▸ **REQUIRED ACTION**: Copy all entries without alteration and skip the pictures they hold.

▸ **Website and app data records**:
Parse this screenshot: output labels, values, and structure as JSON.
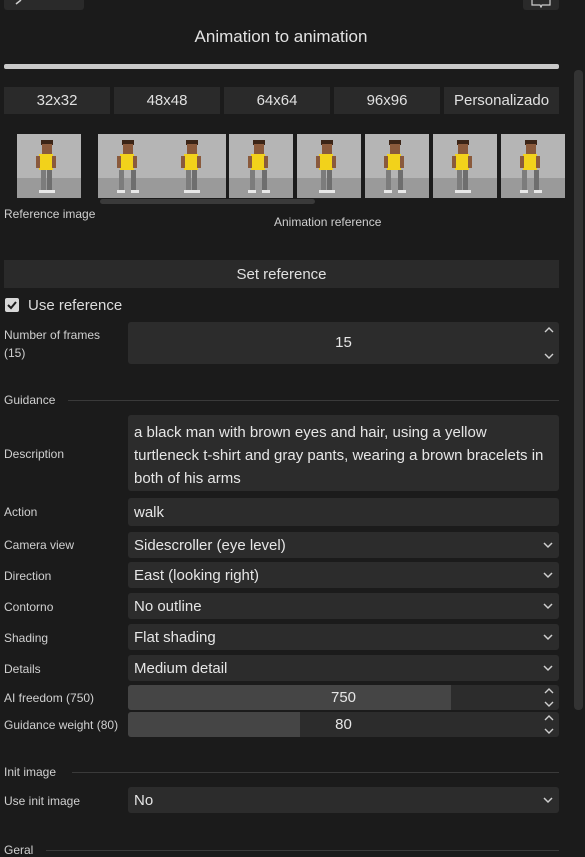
{
  "header": {
    "title": "Animation to animation",
    "progress": 1.0
  },
  "sizes": [
    "32x32",
    "48x48",
    "64x64",
    "96x96",
    "Personalizado"
  ],
  "reference": {
    "image_label": "Reference image",
    "animation_label": "Animation reference",
    "set_button": "Set reference",
    "use_reference_label": "Use reference",
    "use_reference_checked": true
  },
  "frames": {
    "label": "Number of frames (15)",
    "value": "15"
  },
  "guidance": {
    "section": "Guidance",
    "description_label": "Description",
    "description_value": "a black man with brown eyes and hair, using a yellow turtleneck t-shirt and gray pants, wearing a brown bracelets in both of his arms",
    "action_label": "Action",
    "action_value": "walk",
    "camera_label": "Camera view",
    "camera_value": "Sidescroller (eye level)",
    "direction_label": "Direction",
    "direction_value": "East (looking right)",
    "contorno_label": "Contorno",
    "contorno_value": "No outline",
    "shading_label": "Shading",
    "shading_value": "Flat shading",
    "details_label": "Details",
    "details_value": "Medium detail",
    "ai_freedom_label": "AI freedom (750)",
    "ai_freedom_value": "750",
    "ai_freedom_fraction": 0.75,
    "guidance_weight_label": "Guidance weight (80)",
    "guidance_weight_value": "80",
    "guidance_weight_fraction": 0.4
  },
  "init": {
    "section": "Init image",
    "use_label": "Use init image",
    "use_value": "No"
  },
  "geral": {
    "section": "Geral"
  },
  "colors": {
    "background": "#1b1b1b",
    "field": "#2c2c2c",
    "fill": "#454545",
    "shirt": "#f2d21b",
    "skin": "#8a5a3c"
  }
}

▸ **WRITTEN SOLUTION**:
Parse this screenshot: output labels, values, and structure as JSON.
{
  "header": {
    "title": "Animation to animation",
    "progress": 1.0
  },
  "sizes": [
    "32x32",
    "48x48",
    "64x64",
    "96x96",
    "Personalizado"
  ],
  "reference": {
    "image_label": "Reference image",
    "animation_label": "Animation reference",
    "set_button": "Set reference",
    "use_reference_label": "Use reference",
    "use_reference_checked": true
  },
  "frames": {
    "label": "Number of frames (15)",
    "value": "15"
  },
  "guidance": {
    "section": "Guidance",
    "description_label": "Description",
    "description_value": "a black man with brown eyes and hair, using a yellow turtleneck t-shirt and gray pants, wearing a brown bracelets in both of his arms",
    "action_label": "Action",
    "action_value": "walk",
    "camera_label": "Camera view",
    "camera_value": "Sidescroller (eye level)",
    "direction_label": "Direction",
    "direction_value": "East (looking right)",
    "contorno_label": "Contorno",
    "contorno_value": "No outline",
    "shading_label": "Shading",
    "shading_value": "Flat shading",
    "details_label": "Details",
    "details_value": "Medium detail",
    "ai_freedom_label": "AI freedom (750)",
    "ai_freedom_value": "750",
    "ai_freedom_fraction": 0.75,
    "guidance_weight_label": "Guidance weight (80)",
    "guidance_weight_value": "80",
    "guidance_weight_fraction": 0.4
  },
  "init": {
    "section": "Init image",
    "use_label": "Use init image",
    "use_value": "No"
  },
  "geral": {
    "section": "Geral"
  },
  "colors": {
    "background": "#1b1b1b",
    "field": "#2c2c2c",
    "fill": "#454545",
    "shirt": "#f2d21b",
    "skin": "#8a5a3c"
  }
}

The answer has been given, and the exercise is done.